“Well, you tell me. He was there.”
“Yes, he was.” The suited man nodded at the one-sided mirror. Then the door opened and an officer came in carrying a black boom box.
“What’s all this?”
“A voice from beyond,” the suited man said, then nodded to the officer, who plugged in the stereo and pressed play on the tape deck.
There was the sound of a throat clearing, then a voice like an amateur Sinatra began to sing “How Deep is the Ocean,” and the room became full of watchful intentness.
Braddock sat, unmoved, for the entire length of the song, guilt shrieking out in the form of sweat. With all eyes on him, all ears on the music, his heart rate increased and his hands started shaking, until, finally, the song came to an end.
“This is insane,” Braddock said.
“Wait,” the suited man told him. “There’s more.”
A couple seconds of audio hiss slithered throughout the room, turning the stuffiness to a noxious gas. Then, in a sweet and sonorous voice, Deacon spoke again from the past.

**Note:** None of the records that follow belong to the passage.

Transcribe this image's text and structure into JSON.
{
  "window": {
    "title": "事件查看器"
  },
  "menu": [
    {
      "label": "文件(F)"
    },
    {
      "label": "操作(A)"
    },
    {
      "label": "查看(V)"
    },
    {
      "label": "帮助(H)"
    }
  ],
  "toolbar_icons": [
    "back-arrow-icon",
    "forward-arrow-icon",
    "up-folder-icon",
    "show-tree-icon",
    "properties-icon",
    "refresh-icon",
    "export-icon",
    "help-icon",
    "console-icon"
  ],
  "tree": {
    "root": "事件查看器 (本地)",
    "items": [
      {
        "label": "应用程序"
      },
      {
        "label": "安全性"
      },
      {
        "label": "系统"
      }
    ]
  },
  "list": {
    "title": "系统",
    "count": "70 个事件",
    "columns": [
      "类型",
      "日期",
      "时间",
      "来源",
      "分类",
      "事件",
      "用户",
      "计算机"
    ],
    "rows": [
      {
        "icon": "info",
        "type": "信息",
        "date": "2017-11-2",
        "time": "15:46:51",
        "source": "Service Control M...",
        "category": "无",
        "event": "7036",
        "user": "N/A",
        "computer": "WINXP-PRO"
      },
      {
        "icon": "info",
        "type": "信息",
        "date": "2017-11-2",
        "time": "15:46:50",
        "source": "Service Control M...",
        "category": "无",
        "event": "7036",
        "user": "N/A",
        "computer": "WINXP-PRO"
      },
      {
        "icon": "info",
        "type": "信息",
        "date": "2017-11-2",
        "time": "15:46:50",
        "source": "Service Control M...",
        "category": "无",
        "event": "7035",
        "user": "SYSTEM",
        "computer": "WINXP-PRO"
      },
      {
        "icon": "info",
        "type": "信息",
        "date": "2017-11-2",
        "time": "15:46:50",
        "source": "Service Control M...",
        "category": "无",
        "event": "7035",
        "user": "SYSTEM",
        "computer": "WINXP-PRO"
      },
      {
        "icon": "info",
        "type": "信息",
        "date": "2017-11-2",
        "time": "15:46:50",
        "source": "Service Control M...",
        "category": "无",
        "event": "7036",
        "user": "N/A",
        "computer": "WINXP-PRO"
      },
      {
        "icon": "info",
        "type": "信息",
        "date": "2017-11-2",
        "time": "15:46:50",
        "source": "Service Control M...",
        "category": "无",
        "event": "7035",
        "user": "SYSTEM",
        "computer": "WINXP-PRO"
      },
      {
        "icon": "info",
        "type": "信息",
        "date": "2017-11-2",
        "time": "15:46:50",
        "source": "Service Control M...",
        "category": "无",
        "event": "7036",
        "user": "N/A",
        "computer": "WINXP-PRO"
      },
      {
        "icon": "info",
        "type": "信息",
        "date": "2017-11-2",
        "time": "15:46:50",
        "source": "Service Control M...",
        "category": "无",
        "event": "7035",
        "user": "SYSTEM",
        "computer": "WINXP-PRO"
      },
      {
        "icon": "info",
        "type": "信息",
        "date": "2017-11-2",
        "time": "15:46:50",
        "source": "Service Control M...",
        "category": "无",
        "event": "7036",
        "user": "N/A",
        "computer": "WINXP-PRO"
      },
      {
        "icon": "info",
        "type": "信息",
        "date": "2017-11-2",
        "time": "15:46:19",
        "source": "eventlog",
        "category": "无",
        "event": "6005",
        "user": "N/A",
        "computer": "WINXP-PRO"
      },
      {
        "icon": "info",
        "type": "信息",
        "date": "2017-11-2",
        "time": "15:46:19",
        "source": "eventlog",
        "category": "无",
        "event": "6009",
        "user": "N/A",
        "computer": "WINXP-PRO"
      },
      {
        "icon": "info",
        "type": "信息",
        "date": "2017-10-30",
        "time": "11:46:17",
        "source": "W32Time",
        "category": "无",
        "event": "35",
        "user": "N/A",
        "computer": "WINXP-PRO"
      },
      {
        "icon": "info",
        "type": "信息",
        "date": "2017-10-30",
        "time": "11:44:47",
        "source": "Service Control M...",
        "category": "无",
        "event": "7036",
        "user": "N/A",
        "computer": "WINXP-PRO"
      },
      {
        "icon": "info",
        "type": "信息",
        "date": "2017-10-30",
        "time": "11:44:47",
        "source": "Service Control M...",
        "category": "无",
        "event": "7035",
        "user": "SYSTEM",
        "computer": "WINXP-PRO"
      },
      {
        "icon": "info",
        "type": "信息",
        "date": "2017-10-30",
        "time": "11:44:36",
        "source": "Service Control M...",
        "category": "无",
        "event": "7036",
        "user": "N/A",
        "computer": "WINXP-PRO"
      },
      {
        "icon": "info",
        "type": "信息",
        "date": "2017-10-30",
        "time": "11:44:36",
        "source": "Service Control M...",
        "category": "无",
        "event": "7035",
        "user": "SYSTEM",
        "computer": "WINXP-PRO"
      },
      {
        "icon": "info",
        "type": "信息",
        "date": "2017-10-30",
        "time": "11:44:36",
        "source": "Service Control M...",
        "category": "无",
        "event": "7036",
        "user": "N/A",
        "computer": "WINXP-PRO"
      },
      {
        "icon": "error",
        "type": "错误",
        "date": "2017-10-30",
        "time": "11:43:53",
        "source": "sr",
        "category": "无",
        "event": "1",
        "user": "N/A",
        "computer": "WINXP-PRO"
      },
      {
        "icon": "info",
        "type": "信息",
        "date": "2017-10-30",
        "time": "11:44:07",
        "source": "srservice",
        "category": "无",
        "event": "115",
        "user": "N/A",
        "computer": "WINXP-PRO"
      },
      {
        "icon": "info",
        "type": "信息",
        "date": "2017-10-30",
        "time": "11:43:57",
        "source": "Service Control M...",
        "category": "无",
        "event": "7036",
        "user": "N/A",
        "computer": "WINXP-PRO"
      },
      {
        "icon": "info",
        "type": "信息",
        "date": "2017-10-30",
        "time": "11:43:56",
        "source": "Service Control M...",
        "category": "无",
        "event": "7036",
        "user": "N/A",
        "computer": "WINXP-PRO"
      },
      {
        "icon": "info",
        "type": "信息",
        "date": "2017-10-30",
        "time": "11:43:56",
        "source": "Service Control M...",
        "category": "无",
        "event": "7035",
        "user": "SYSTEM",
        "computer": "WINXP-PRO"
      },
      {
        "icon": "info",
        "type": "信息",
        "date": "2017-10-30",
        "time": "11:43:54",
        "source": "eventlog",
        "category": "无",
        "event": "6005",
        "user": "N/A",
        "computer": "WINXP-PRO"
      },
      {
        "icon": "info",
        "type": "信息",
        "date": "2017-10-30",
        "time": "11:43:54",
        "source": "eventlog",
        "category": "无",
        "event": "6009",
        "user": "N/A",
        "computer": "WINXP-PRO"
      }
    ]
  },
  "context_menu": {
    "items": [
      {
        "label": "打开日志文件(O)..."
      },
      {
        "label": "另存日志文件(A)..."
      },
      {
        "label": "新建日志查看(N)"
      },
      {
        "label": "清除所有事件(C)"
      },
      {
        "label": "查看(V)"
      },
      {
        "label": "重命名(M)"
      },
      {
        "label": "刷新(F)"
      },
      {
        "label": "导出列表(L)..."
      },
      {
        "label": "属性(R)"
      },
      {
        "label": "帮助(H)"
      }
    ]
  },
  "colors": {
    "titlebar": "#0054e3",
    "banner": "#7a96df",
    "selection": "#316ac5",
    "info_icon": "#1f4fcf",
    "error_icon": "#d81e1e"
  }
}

“Hello, Mrs. Braddock, this is Deacon Jennings. I work for your husband, and he asked me to bring you this delivery of love. Your not being here kind of spoils it a little, but he’d asked me to sing you that song, and to present you with this gift, which I will leave here with this stereo and recording. I can get the stereo later, or you can keep it, I guess, if you want. He said it’s a gift to you from your loving husband, and your special day has not yet even begun. By the end, he hopes to leave you breathless. Gosh, heh, I lost my wife. You’re lucky, Mrs. Braddock. You’re lucky to have someone love you so much. This key here I’m leaving. It goes to the little latch. Be careful when you use it. Your husband said the box could only be opened once.”
Braddock drew a breath and closed his eyes.
“Asshole,” he said to himself.
Trent Zelazny is the Nightmare Award-winning author of To Sleep Gently, Fractal Despondency, Shadowboxer, The Day the Leash Gave Way and Other Stories, Destination Unknown, A Crack in Melancholy Time, Butterfly Potion, and the soon to be released Too Late to Call Texas. He was born in Santa Fe, New Mexico, and has lived in California, Oregon, Arizona, and Florida. He is currently back in Santa Fe. He also loves NBA basketball.